Should a line below contain the word "text", report it.

## Task data
^^^^^^^^^^^^^^^^

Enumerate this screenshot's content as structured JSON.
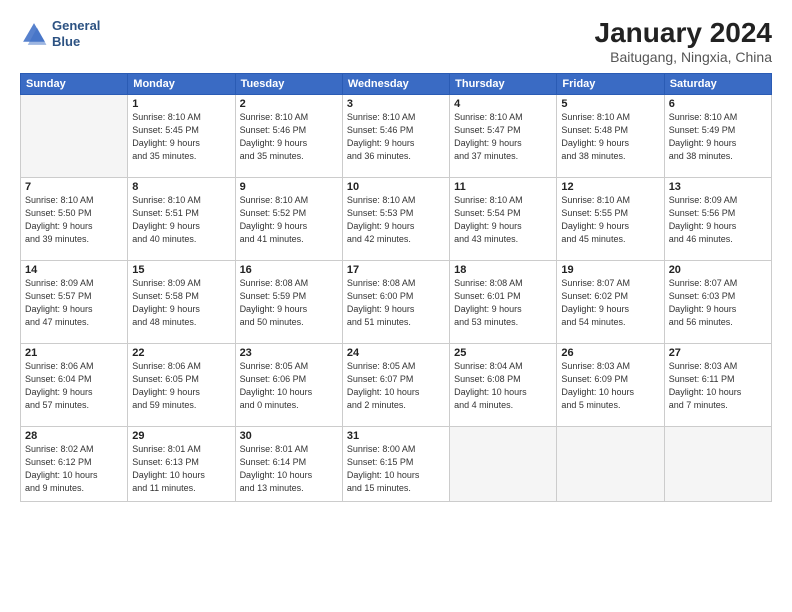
{
  "header": {
    "logo_line1": "General",
    "logo_line2": "Blue",
    "title": "January 2024",
    "location": "Baitugang, Ningxia, China"
  },
  "weekdays": [
    "Sunday",
    "Monday",
    "Tuesday",
    "Wednesday",
    "Thursday",
    "Friday",
    "Saturday"
  ],
  "weeks": [
    [
      {
        "day": "",
        "info": ""
      },
      {
        "day": "1",
        "info": "Sunrise: 8:10 AM\nSunset: 5:45 PM\nDaylight: 9 hours\nand 35 minutes."
      },
      {
        "day": "2",
        "info": "Sunrise: 8:10 AM\nSunset: 5:46 PM\nDaylight: 9 hours\nand 35 minutes."
      },
      {
        "day": "3",
        "info": "Sunrise: 8:10 AM\nSunset: 5:46 PM\nDaylight: 9 hours\nand 36 minutes."
      },
      {
        "day": "4",
        "info": "Sunrise: 8:10 AM\nSunset: 5:47 PM\nDaylight: 9 hours\nand 37 minutes."
      },
      {
        "day": "5",
        "info": "Sunrise: 8:10 AM\nSunset: 5:48 PM\nDaylight: 9 hours\nand 38 minutes."
      },
      {
        "day": "6",
        "info": "Sunrise: 8:10 AM\nSunset: 5:49 PM\nDaylight: 9 hours\nand 38 minutes."
      }
    ],
    [
      {
        "day": "7",
        "info": "Sunrise: 8:10 AM\nSunset: 5:50 PM\nDaylight: 9 hours\nand 39 minutes."
      },
      {
        "day": "8",
        "info": "Sunrise: 8:10 AM\nSunset: 5:51 PM\nDaylight: 9 hours\nand 40 minutes."
      },
      {
        "day": "9",
        "info": "Sunrise: 8:10 AM\nSunset: 5:52 PM\nDaylight: 9 hours\nand 41 minutes."
      },
      {
        "day": "10",
        "info": "Sunrise: 8:10 AM\nSunset: 5:53 PM\nDaylight: 9 hours\nand 42 minutes."
      },
      {
        "day": "11",
        "info": "Sunrise: 8:10 AM\nSunset: 5:54 PM\nDaylight: 9 hours\nand 43 minutes."
      },
      {
        "day": "12",
        "info": "Sunrise: 8:10 AM\nSunset: 5:55 PM\nDaylight: 9 hours\nand 45 minutes."
      },
      {
        "day": "13",
        "info": "Sunrise: 8:09 AM\nSunset: 5:56 PM\nDaylight: 9 hours\nand 46 minutes."
      }
    ],
    [
      {
        "day": "14",
        "info": "Sunrise: 8:09 AM\nSunset: 5:57 PM\nDaylight: 9 hours\nand 47 minutes."
      },
      {
        "day": "15",
        "info": "Sunrise: 8:09 AM\nSunset: 5:58 PM\nDaylight: 9 hours\nand 48 minutes."
      },
      {
        "day": "16",
        "info": "Sunrise: 8:08 AM\nSunset: 5:59 PM\nDaylight: 9 hours\nand 50 minutes."
      },
      {
        "day": "17",
        "info": "Sunrise: 8:08 AM\nSunset: 6:00 PM\nDaylight: 9 hours\nand 51 minutes."
      },
      {
        "day": "18",
        "info": "Sunrise: 8:08 AM\nSunset: 6:01 PM\nDaylight: 9 hours\nand 53 minutes."
      },
      {
        "day": "19",
        "info": "Sunrise: 8:07 AM\nSunset: 6:02 PM\nDaylight: 9 hours\nand 54 minutes."
      },
      {
        "day": "20",
        "info": "Sunrise: 8:07 AM\nSunset: 6:03 PM\nDaylight: 9 hours\nand 56 minutes."
      }
    ],
    [
      {
        "day": "21",
        "info": "Sunrise: 8:06 AM\nSunset: 6:04 PM\nDaylight: 9 hours\nand 57 minutes."
      },
      {
        "day": "22",
        "info": "Sunrise: 8:06 AM\nSunset: 6:05 PM\nDaylight: 9 hours\nand 59 minutes."
      },
      {
        "day": "23",
        "info": "Sunrise: 8:05 AM\nSunset: 6:06 PM\nDaylight: 10 hours\nand 0 minutes."
      },
      {
        "day": "24",
        "info": "Sunrise: 8:05 AM\nSunset: 6:07 PM\nDaylight: 10 hours\nand 2 minutes."
      },
      {
        "day": "25",
        "info": "Sunrise: 8:04 AM\nSunset: 6:08 PM\nDaylight: 10 hours\nand 4 minutes."
      },
      {
        "day": "26",
        "info": "Sunrise: 8:03 AM\nSunset: 6:09 PM\nDaylight: 10 hours\nand 5 minutes."
      },
      {
        "day": "27",
        "info": "Sunrise: 8:03 AM\nSunset: 6:11 PM\nDaylight: 10 hours\nand 7 minutes."
      }
    ],
    [
      {
        "day": "28",
        "info": "Sunrise: 8:02 AM\nSunset: 6:12 PM\nDaylight: 10 hours\nand 9 minutes."
      },
      {
        "day": "29",
        "info": "Sunrise: 8:01 AM\nSunset: 6:13 PM\nDaylight: 10 hours\nand 11 minutes."
      },
      {
        "day": "30",
        "info": "Sunrise: 8:01 AM\nSunset: 6:14 PM\nDaylight: 10 hours\nand 13 minutes."
      },
      {
        "day": "31",
        "info": "Sunrise: 8:00 AM\nSunset: 6:15 PM\nDaylight: 10 hours\nand 15 minutes."
      },
      {
        "day": "",
        "info": ""
      },
      {
        "day": "",
        "info": ""
      },
      {
        "day": "",
        "info": ""
      }
    ]
  ]
}
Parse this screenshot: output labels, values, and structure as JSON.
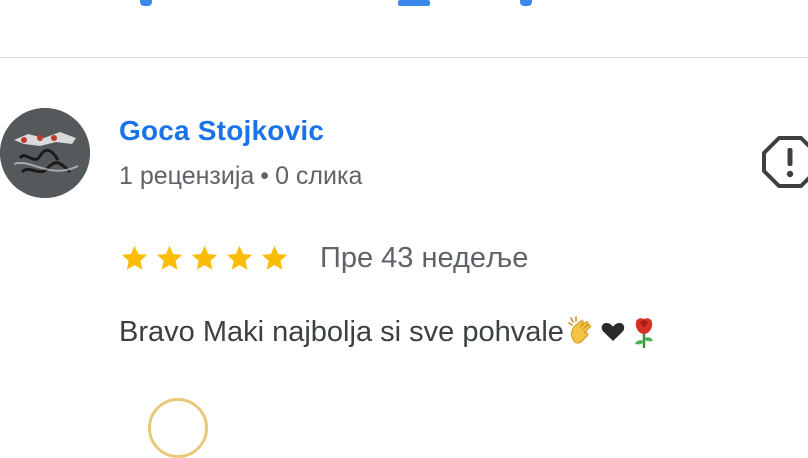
{
  "review": {
    "reviewer": {
      "name": "Goca Stojkovic",
      "review_count": "1 рецензија",
      "separator": "•",
      "photo_count": "0 слика",
      "avatar_icon": "avatar-image"
    },
    "rating": 5,
    "date": "Пре 43 недеље",
    "text": "Bravo Maki najbolja si sve pohvale",
    "emojis": [
      "clapping-hands-emoji",
      "heart-emoji",
      "rose-emoji"
    ],
    "actions": {
      "report_icon": "report-icon"
    }
  },
  "colors": {
    "name": "#1a73e8",
    "star": "#fbbc04",
    "meta": "#5f6368",
    "text": "#3c4043",
    "divider": "#dadce0"
  }
}
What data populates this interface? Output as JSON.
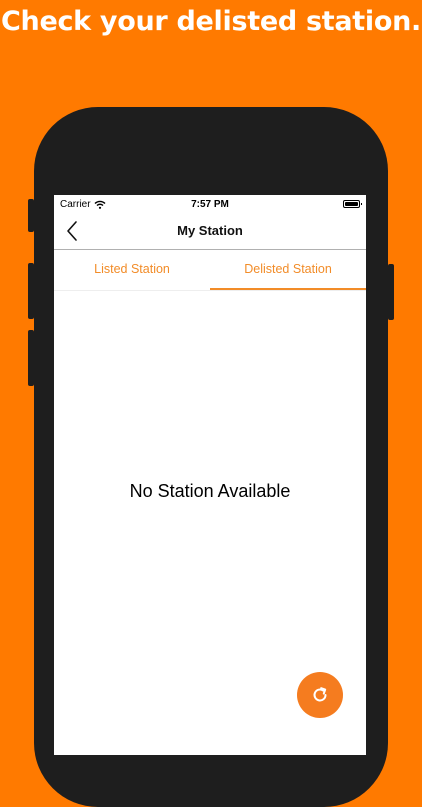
{
  "headline": "Check your delisted station.",
  "status_bar": {
    "carrier": "Carrier",
    "time": "7:57 PM",
    "wifi_icon": "wifi-icon",
    "battery_icon": "battery-icon"
  },
  "navbar": {
    "title": "My Station",
    "back_icon": "chevron-left-icon"
  },
  "tabs": [
    {
      "label": "Listed Station",
      "selected": false
    },
    {
      "label": "Delisted Station",
      "selected": true
    }
  ],
  "empty_state": {
    "message": "No Station Available"
  },
  "fab": {
    "icon": "refresh-icon"
  },
  "colors": {
    "background": "#FF7A00",
    "accent": "#F28C28",
    "phone": "#1E1E1E"
  }
}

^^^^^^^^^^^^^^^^

## Result below
    "text": "Bravo Maki najbolja si sve pohvale",
    "text": "#3c4043",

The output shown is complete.